The Speed of DSLRs and Memory Cards Measured Using Shutter Sounds

Needing a way to test the speed of memory cards, Jaroslav of Crazy Lab realized that camera shutter sounds can do the trick. By recording the sound of his Canon 600D snapping away in continuous burst mode and then viewing them audio file, he was able to visualize the card’s speed and compare them against each other. He also learned some things about burst speed and ISO/format:

As you can see, the burst length is getting shorter with rising ISO. The time camera needs to write the buffer to the card is also significantly grown. The reason is the noise. On higher ISO settings we getting more noise in picture and noisy pictures are not good for compression. The RAW-File size (black picture shouted with closed lens cap) varies from 19MB @ ISO100 to 32MB @ ISO12800.

Also interesting is the comparsion of burst speed shooting in RAW versus JPEG. While the burst length with JPEG files is virtually infinite (with fast sd-card), the burst speed is slightly lower.

You don’t need anything fancy to do this experiement: Jaroslav used a webcam mic and the free audio program Audacity.

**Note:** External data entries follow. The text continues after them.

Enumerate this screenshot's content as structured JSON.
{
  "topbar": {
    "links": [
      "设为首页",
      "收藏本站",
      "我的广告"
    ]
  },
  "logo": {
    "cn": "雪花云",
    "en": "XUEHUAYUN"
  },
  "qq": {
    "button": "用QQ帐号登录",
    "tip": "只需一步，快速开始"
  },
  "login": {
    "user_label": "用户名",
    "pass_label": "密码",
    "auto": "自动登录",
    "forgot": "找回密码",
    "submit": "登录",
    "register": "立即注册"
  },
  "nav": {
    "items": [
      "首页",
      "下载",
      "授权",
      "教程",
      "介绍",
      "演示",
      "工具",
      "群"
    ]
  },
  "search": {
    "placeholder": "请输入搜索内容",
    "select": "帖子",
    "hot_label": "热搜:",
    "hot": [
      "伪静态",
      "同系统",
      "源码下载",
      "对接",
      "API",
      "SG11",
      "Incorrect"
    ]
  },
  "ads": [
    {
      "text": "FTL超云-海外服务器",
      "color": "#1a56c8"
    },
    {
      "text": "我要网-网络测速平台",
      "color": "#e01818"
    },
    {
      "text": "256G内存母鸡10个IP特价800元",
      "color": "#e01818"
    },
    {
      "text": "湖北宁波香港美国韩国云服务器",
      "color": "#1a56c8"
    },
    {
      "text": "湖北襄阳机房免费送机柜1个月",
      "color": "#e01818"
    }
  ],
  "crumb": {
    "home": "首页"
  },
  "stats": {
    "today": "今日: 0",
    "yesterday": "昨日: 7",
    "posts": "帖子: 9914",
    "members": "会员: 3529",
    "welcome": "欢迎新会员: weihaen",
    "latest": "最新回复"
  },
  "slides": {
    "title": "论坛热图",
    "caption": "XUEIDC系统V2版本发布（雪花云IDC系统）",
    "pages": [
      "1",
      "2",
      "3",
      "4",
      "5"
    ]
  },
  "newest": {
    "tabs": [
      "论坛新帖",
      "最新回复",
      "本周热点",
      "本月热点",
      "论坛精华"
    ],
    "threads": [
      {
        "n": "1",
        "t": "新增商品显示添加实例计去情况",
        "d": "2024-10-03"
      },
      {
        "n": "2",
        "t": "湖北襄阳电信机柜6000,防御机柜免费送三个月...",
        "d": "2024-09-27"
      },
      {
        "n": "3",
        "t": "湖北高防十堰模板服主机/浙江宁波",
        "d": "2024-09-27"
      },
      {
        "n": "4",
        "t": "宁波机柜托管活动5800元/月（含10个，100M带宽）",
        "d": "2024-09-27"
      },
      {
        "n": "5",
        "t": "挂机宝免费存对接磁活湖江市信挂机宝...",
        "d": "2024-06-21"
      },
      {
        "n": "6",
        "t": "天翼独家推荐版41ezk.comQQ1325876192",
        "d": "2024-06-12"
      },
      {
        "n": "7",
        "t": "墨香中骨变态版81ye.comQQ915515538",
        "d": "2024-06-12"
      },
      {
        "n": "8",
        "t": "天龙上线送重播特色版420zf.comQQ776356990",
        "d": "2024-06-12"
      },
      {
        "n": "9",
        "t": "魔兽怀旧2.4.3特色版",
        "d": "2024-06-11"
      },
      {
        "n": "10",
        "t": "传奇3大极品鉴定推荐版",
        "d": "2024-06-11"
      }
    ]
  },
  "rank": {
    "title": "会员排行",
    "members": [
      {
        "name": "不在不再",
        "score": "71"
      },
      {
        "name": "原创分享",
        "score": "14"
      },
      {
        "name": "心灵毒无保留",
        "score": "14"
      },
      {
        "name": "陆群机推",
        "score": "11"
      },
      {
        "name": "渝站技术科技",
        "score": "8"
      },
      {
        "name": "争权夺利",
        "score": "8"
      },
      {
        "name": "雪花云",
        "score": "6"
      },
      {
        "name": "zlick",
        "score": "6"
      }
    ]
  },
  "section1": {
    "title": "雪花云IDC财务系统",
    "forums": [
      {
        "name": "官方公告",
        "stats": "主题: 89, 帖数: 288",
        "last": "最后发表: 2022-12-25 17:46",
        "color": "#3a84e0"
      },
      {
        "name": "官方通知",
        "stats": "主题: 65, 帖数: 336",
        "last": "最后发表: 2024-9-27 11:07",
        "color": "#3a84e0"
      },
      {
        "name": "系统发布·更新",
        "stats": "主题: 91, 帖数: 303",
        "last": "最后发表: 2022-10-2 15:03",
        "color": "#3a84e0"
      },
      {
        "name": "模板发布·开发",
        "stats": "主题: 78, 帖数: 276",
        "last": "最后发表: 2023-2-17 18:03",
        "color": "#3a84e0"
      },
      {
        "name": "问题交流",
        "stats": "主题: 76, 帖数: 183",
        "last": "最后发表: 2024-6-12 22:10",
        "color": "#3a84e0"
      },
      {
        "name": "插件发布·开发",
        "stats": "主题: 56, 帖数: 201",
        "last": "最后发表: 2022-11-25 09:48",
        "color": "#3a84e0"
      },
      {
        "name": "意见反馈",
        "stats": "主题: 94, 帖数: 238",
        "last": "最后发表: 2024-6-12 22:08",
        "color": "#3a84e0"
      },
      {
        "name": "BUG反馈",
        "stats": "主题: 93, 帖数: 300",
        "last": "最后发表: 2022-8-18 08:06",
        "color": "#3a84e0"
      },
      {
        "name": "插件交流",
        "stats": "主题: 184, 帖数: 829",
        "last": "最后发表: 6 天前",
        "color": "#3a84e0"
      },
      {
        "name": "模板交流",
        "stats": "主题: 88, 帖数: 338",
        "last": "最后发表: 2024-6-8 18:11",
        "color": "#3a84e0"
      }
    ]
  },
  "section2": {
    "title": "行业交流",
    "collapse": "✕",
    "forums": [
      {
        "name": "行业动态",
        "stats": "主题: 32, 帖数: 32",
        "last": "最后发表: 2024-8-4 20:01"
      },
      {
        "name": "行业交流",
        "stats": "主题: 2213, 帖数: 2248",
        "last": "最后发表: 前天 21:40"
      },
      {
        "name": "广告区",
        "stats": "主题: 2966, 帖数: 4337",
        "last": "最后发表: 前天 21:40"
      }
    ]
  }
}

Measuring the performance of DSLR cameras [Crazy Lab]

Sony Announces Blazing Fast S-Series XQD Cards

Nikon D4 owners looking to speed up their transfer rates may take well to the news that Sony has just announced its new S-Series XQD cards — although their wallets probably won’t react in kind. The new cards, which will be available in Japan on July 11th, can hit transfer speeds of up to 168MB/s, and will come in both 32 and 64 gigabyte sizes. Read more…